Berkelhammer decided to write “Point of View: On Dying and Living” for many reasons. Even though the book took more than three years to write, reviewing and understanding the bleakest part of her life was therapeutic. “I wanted to share my story because my message is that even if you are at the darkest moments in your life, there is still some light. My favorite quote is from Audrey Hepburn who said ‘Nothing is impossible. The word itself says it all: I’m possible.’”
She also wanted to write the book to share with her children what she went through, since they were too young at the time to understand. “They are so appreciative,” she said. “They framed my book and gave it to me for a gift. I am lucky to be so close to them. They have always been my life. My darkest fear was that I wouldn’t be there for my kids.”
Berkelhammer will be participating in several book signings in the area. On April 21, she will be reading from her book at the Kensington Book Festival at 3 p.m. In May, Lacy Couture will be hosting a book signing and on Sept. 16 she will be at One More Page Books in Arlington, Va. “Point of View: On Dying and Living” sells for $15.99 at Barnes and Noble and Amazon.com. Signed copies can also be purchased directly from Berkelhammer at www.DebbieBerkelhammer.com. She is also available for speaking engagements.

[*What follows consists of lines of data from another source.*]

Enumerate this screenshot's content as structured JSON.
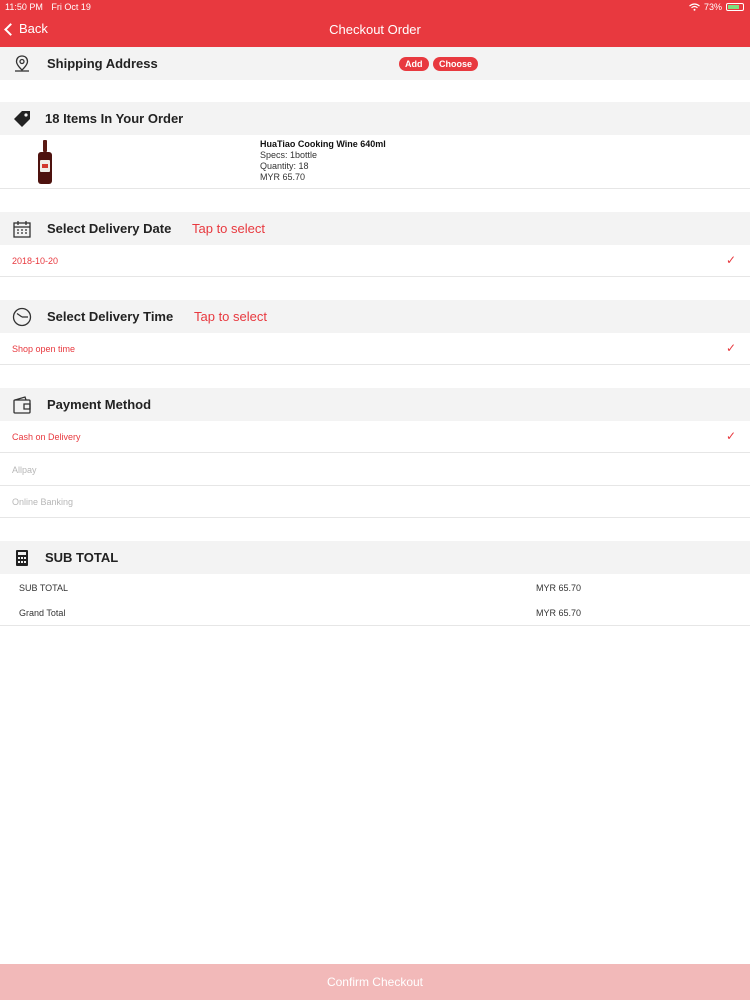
{
  "status_bar": {
    "time": "11:50 PM",
    "date": "Fri Oct 19",
    "battery": "73%"
  },
  "nav": {
    "back_label": "Back",
    "title": "Checkout Order"
  },
  "shipping": {
    "label": "Shipping Address",
    "add_label": "Add",
    "choose_label": "Choose"
  },
  "order": {
    "label": "18 Items In Your Order",
    "item": {
      "name": "HuaTiao Cooking Wine 640ml",
      "specs": "Specs: 1bottle",
      "quantity": "Quantity: 18",
      "price": "MYR 65.70"
    }
  },
  "delivery_date": {
    "label": "Select Delivery Date",
    "hint": "Tap to select",
    "value": "2018-10-20"
  },
  "delivery_time": {
    "label": "Select Delivery Time",
    "hint": "Tap to select",
    "value": "Shop open time"
  },
  "payment": {
    "label": "Payment Method",
    "options": [
      {
        "label": "Cash on Delivery",
        "selected": true
      },
      {
        "label": "Allpay",
        "selected": false
      },
      {
        "label": "Online Banking",
        "selected": false
      }
    ]
  },
  "subtotal": {
    "label": "SUB TOTAL",
    "rows": [
      {
        "key": "SUB TOTAL",
        "value": "MYR 65.70"
      },
      {
        "key": "Grand Total",
        "value": "MYR 65.70"
      }
    ]
  },
  "confirm_label": "Confirm Checkout",
  "colors": {
    "accent": "#e8393f",
    "confirm_bg": "#f2b9b9",
    "section_bg": "#f3f3f3"
  }
}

“I just hope this book will help others and will inspire people to find that light, even if they are mired in illness, depression or the problems of life,” she said. “It’s so important to remain positive.”